→ **Supplied material**:
──────────
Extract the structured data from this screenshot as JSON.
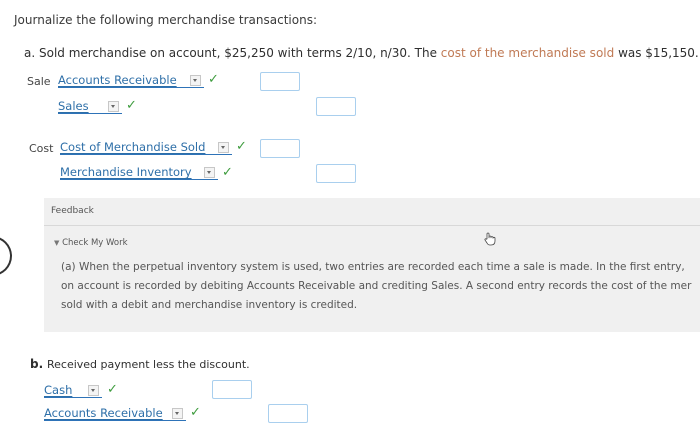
{
  "heading": "Journalize the following merchandise transactions:",
  "part_a": {
    "letter": "a.",
    "text_before": "Sold merchandise on account, $25,250 with terms 2/10, n/30. The",
    "text_highlight": "cost of the merchandise sold",
    "text_after": "was $15,150.",
    "sale_label": "Sale",
    "sale_debit": "Accounts Receivable",
    "sale_credit": "Sales",
    "cost_label": "Cost",
    "cost_debit": "Cost of Merchandise Sold",
    "cost_credit": "Merchandise Inventory"
  },
  "feedback": {
    "title": "Feedback",
    "toggle": "Check My Work",
    "line1": "(a) When the perpetual inventory system is used, two entries are recorded each time a sale is made. In the first entry,",
    "line2": "on account is recorded by debiting Accounts Receivable and crediting Sales. A second entry records the cost of the mer",
    "line3": "sold with a debit and merchandise inventory is credited."
  },
  "part_b": {
    "letter": "b.",
    "text": "Received payment less the discount.",
    "debit": "Cash",
    "credit": "Accounts Receivable"
  },
  "colors": {
    "link": "#2e6fa8",
    "check": "#3e9c3e",
    "highlight": "#c07a55",
    "feedback_bg": "#f0f0f0",
    "input_border": "#a9cfee"
  },
  "icons": {
    "check": "✓",
    "caret": "chevron-down-icon",
    "cursor": "hand-pointer-icon"
  }
}
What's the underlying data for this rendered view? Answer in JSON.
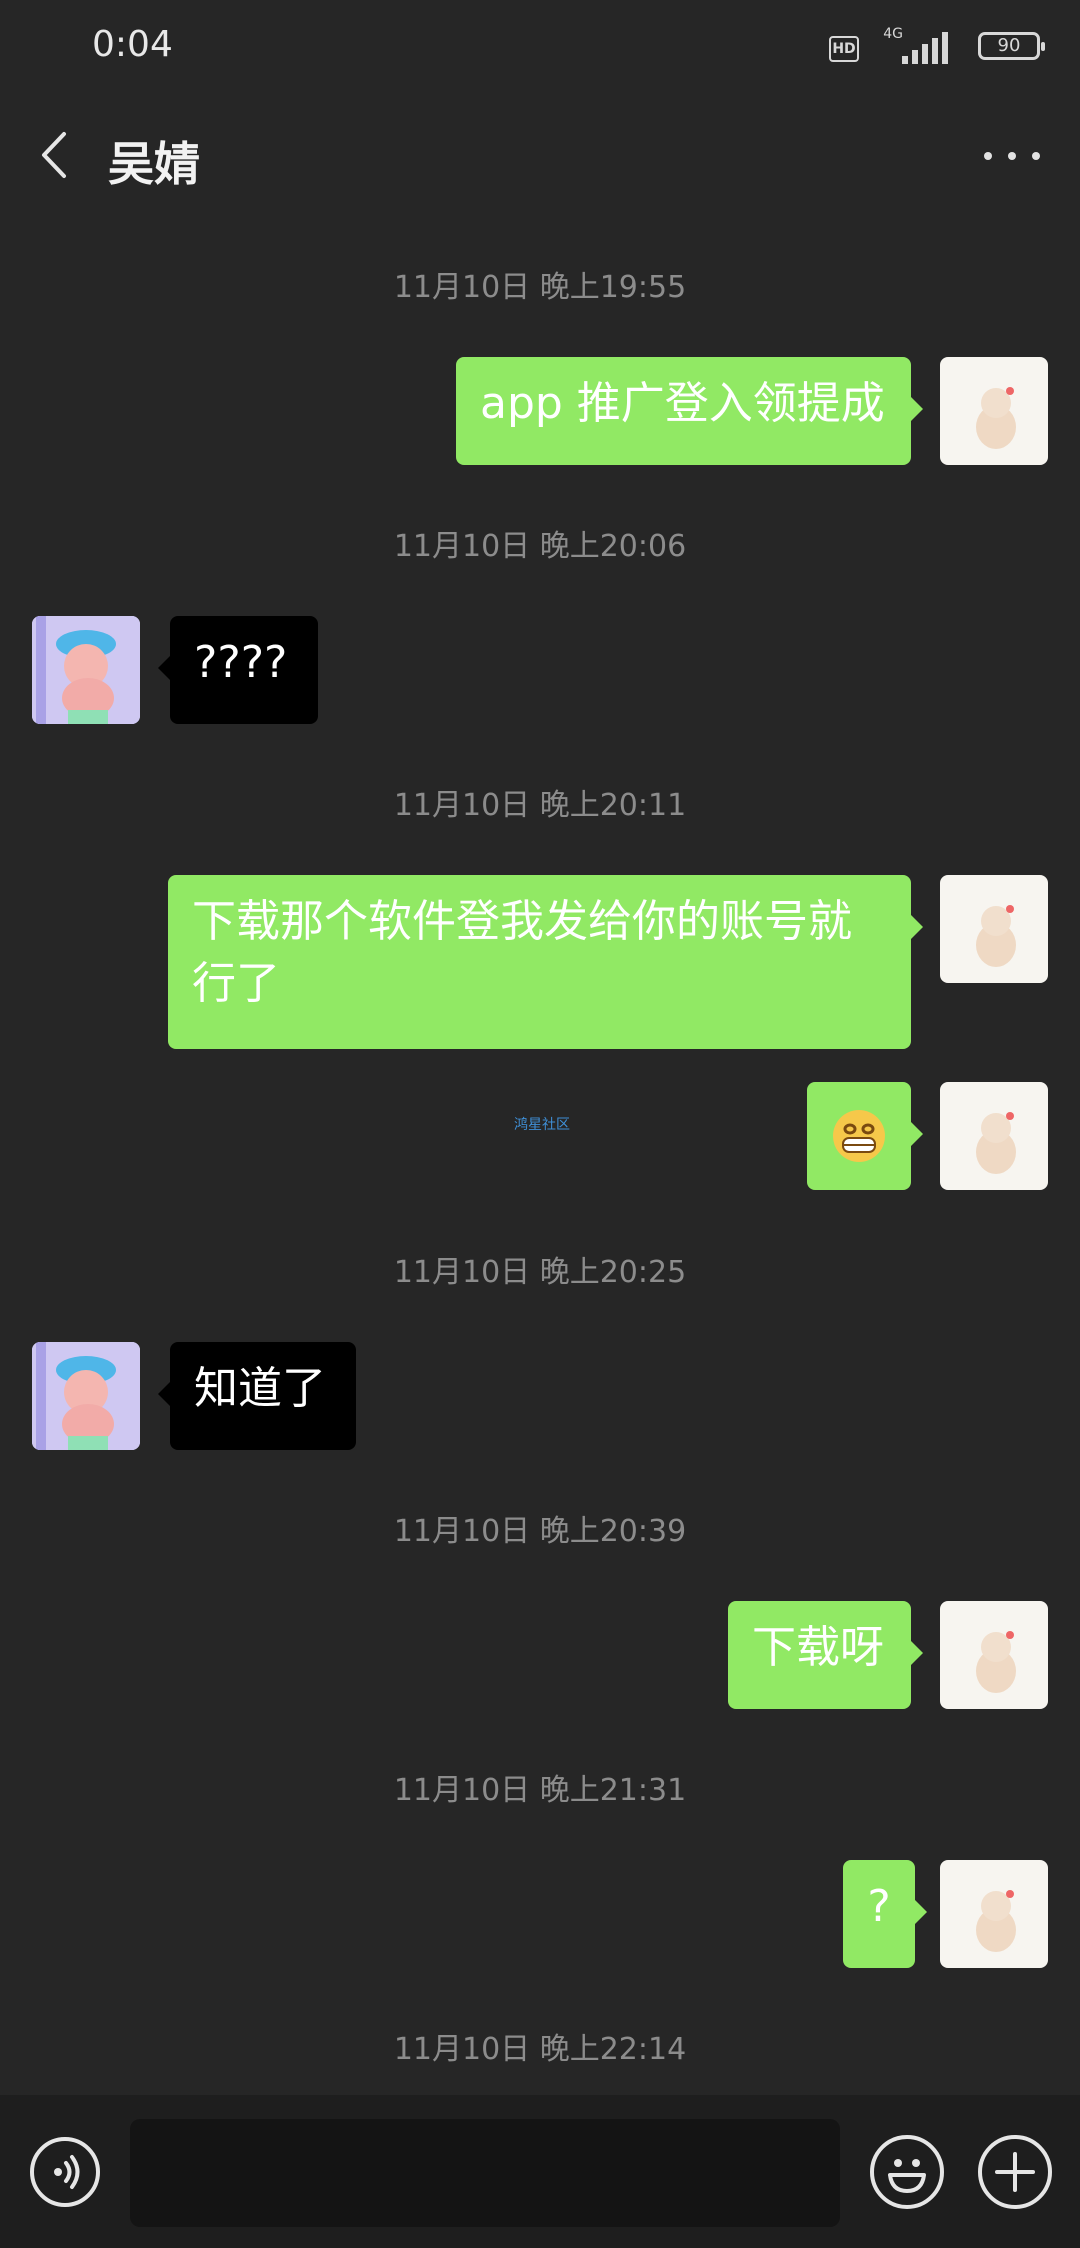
{
  "status_bar": {
    "time": "0:04",
    "network": "4G",
    "hd": "HD",
    "battery": "90"
  },
  "header": {
    "title": "吴婧"
  },
  "messages": [
    {
      "timestamp": "11月10日 晚上19:55",
      "sender": "me",
      "text": "app 推广登入领提成"
    },
    {
      "timestamp": "11月10日 晚上20:06",
      "sender": "them",
      "text": "????"
    },
    {
      "timestamp": "11月10日 晚上20:11",
      "sender": "me",
      "text": "下载那个软件登我发给你的账号就行了"
    },
    {
      "sender": "me",
      "type": "emoji",
      "icon": "grinning-face-icon"
    },
    {
      "timestamp": "11月10日 晚上20:25",
      "sender": "them",
      "text": "知道了"
    },
    {
      "timestamp": "11月10日 晚上20:39",
      "sender": "me",
      "text": "下载呀"
    },
    {
      "timestamp": "11月10日 晚上21:31",
      "sender": "me",
      "text": "?"
    },
    {
      "timestamp": "11月10日 晚上22:14"
    }
  ],
  "watermark": "鸿星社区",
  "input": {
    "value": ""
  },
  "colors": {
    "background": "#262626",
    "my_bubble": "#91e964",
    "their_bubble": "#000000",
    "timestamp": "#8c8c8c"
  }
}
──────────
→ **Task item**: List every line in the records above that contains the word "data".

→ **Reply to the task**:
Extract the structured data from this screenshot as JSON.
What's the underlying data for this rendered view? Answer in JSON.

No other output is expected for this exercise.